Component data from apps and pages
=== Section Start ===
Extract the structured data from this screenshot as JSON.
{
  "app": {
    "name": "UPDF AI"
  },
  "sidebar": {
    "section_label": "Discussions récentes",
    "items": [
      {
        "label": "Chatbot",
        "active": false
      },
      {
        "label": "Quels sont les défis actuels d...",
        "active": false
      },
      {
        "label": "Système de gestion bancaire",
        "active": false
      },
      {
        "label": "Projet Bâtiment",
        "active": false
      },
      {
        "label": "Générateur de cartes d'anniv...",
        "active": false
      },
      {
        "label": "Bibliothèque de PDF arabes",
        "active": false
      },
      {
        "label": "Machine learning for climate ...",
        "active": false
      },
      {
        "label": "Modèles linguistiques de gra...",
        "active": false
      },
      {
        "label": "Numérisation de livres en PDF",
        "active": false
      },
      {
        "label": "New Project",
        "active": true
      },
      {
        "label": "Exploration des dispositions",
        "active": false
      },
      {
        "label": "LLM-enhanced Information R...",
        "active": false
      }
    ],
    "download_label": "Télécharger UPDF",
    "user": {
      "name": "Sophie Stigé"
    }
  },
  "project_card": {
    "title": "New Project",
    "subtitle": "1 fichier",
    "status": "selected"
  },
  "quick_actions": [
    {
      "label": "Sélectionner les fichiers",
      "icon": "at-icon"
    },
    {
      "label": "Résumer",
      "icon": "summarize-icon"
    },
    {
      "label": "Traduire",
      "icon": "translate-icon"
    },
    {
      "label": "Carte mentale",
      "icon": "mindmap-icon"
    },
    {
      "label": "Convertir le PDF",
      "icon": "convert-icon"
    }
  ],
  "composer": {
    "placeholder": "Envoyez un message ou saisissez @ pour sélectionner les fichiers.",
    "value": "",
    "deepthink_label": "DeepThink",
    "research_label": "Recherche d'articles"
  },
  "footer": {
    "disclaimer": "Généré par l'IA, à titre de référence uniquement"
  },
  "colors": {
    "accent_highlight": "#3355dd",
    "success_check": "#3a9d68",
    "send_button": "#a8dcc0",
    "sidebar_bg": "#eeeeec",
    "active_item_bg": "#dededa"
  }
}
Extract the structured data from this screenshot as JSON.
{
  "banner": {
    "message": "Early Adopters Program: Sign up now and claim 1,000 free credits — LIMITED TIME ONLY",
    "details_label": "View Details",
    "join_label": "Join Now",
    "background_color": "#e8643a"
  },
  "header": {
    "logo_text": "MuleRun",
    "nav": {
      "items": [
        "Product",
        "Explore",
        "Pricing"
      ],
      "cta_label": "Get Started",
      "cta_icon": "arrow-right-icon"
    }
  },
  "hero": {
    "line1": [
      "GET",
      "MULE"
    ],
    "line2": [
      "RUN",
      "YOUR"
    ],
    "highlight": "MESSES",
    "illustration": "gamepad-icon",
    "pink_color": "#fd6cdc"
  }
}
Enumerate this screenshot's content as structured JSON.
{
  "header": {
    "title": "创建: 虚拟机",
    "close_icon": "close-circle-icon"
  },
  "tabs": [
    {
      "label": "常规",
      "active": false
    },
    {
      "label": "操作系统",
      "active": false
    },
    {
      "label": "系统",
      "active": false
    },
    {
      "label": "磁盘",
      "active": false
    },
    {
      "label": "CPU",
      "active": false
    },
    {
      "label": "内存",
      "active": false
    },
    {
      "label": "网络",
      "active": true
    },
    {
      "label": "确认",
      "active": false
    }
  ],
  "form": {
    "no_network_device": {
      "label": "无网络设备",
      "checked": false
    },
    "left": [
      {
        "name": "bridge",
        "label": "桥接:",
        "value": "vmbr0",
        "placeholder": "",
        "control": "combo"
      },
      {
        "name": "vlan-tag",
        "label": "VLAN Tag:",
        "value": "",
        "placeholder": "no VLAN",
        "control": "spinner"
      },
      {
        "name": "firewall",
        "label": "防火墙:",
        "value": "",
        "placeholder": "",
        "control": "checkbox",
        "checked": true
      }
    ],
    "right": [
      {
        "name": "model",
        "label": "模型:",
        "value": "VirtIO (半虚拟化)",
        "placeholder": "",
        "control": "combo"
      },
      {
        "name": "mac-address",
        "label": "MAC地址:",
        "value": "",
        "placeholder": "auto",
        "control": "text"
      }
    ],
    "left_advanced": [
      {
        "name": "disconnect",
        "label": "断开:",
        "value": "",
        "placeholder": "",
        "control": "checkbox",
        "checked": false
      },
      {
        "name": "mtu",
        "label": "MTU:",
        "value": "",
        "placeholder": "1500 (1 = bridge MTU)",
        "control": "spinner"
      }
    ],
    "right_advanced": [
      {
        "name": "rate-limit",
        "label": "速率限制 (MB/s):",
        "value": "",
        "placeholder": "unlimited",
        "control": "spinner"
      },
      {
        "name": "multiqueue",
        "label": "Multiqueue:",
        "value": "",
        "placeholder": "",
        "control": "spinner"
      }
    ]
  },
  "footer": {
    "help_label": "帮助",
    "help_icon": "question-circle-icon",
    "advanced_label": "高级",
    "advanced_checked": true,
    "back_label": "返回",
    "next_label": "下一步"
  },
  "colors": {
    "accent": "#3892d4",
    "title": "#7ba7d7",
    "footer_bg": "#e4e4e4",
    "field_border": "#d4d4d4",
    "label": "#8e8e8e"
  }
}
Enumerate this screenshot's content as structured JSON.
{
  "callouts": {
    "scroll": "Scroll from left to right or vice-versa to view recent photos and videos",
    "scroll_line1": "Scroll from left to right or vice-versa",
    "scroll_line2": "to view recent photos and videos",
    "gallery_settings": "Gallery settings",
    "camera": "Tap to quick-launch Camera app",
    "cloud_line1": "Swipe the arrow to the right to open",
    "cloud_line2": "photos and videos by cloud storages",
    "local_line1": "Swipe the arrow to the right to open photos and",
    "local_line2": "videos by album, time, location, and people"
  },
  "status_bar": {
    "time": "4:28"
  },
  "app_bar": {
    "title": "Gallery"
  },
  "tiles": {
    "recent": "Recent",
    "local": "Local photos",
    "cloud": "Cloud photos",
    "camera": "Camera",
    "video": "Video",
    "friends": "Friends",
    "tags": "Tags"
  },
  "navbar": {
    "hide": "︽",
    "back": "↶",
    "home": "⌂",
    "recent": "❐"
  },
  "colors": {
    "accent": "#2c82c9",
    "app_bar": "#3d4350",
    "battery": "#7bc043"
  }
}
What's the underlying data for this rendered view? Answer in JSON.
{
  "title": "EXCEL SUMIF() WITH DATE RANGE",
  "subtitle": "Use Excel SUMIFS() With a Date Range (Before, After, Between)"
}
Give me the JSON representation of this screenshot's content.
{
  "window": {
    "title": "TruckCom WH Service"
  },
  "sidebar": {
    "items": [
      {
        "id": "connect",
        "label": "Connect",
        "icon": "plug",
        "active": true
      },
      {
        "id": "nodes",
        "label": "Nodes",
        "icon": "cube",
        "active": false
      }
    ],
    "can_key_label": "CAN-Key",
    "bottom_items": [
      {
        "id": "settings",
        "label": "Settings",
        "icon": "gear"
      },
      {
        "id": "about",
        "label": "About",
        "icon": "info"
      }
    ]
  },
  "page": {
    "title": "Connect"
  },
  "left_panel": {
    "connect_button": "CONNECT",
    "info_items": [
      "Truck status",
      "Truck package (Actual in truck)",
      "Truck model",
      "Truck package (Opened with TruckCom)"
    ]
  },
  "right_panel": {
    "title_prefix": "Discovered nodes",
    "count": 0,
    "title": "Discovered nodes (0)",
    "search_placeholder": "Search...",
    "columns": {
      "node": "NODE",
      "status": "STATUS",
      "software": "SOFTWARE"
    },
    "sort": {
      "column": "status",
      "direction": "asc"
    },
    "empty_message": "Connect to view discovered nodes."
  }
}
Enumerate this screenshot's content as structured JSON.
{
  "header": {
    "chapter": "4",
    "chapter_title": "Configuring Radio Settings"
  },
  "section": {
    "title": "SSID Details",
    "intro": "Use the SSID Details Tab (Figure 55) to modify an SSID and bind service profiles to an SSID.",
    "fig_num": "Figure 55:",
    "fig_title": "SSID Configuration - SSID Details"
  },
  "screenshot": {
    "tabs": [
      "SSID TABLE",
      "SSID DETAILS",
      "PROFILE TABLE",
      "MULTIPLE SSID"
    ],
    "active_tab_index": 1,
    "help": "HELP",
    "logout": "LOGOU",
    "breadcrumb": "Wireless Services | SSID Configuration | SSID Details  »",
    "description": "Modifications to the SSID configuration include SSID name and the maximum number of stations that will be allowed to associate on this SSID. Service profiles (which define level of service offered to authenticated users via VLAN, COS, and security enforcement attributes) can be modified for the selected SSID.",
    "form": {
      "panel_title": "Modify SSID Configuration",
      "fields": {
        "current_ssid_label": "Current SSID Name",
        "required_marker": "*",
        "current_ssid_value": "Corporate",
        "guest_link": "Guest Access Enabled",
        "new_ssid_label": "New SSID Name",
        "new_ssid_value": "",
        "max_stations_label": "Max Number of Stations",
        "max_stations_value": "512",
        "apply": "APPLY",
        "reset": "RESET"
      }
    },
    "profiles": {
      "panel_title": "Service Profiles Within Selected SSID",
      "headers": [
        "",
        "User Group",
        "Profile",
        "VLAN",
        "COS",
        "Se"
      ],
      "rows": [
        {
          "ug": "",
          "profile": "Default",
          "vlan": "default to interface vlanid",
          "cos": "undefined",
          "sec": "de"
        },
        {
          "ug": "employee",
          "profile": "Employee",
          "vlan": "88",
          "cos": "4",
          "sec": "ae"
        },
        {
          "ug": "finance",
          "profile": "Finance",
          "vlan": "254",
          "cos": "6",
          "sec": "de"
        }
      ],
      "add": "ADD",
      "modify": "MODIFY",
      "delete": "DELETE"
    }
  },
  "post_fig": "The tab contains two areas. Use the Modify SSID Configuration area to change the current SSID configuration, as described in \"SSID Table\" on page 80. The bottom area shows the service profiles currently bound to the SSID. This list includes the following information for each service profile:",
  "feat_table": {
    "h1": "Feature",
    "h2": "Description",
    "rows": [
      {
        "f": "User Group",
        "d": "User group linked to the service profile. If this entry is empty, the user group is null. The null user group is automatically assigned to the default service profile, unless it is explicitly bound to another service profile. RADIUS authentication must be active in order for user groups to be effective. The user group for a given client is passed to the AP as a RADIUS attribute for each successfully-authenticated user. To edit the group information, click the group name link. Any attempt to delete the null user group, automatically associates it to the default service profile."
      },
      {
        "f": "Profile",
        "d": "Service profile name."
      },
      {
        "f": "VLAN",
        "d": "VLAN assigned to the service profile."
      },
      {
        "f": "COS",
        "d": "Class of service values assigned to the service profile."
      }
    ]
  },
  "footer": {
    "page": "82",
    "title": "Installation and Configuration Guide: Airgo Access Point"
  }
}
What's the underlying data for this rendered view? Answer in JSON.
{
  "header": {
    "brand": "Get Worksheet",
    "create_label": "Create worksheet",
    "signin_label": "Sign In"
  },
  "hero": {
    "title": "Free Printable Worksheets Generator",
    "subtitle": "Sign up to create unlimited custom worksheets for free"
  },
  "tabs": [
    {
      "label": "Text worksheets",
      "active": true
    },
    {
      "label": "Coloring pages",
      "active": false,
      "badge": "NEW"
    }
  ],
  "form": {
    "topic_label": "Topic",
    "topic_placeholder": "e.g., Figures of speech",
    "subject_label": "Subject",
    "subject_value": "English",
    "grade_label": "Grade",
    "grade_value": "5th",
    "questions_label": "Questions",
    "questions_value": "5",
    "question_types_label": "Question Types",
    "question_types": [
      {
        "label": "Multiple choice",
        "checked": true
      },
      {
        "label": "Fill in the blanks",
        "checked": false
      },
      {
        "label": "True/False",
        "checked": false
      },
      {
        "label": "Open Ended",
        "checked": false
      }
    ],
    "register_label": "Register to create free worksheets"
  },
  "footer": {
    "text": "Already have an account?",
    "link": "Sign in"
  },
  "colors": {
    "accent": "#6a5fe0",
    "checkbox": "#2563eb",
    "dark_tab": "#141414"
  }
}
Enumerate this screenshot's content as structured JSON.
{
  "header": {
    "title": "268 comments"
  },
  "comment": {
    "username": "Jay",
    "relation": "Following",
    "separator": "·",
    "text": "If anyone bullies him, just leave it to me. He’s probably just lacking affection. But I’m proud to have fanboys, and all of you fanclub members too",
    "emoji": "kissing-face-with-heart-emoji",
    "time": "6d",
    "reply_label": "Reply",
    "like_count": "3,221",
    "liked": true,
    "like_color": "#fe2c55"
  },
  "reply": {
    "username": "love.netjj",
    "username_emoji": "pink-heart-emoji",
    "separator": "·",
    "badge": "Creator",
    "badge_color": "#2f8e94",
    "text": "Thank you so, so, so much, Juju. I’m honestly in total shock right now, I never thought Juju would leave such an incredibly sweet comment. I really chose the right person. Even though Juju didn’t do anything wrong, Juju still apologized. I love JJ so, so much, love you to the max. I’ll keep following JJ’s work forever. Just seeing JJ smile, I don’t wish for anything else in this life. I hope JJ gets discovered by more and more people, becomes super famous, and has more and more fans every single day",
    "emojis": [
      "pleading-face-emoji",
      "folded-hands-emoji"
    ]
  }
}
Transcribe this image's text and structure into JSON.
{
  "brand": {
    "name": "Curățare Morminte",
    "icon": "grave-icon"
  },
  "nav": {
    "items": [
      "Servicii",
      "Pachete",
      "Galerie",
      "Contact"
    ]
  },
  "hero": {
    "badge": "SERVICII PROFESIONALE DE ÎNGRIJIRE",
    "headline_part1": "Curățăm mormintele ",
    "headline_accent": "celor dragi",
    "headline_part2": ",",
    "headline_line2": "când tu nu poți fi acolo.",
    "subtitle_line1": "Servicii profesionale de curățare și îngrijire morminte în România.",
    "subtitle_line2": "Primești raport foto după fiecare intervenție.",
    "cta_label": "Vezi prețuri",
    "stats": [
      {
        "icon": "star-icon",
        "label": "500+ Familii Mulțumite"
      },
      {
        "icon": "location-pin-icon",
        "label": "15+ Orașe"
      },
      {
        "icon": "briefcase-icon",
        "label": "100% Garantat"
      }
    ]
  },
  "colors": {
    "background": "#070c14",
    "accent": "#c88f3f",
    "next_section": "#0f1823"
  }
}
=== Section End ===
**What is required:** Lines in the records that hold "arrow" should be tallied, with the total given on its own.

**Reply:** 3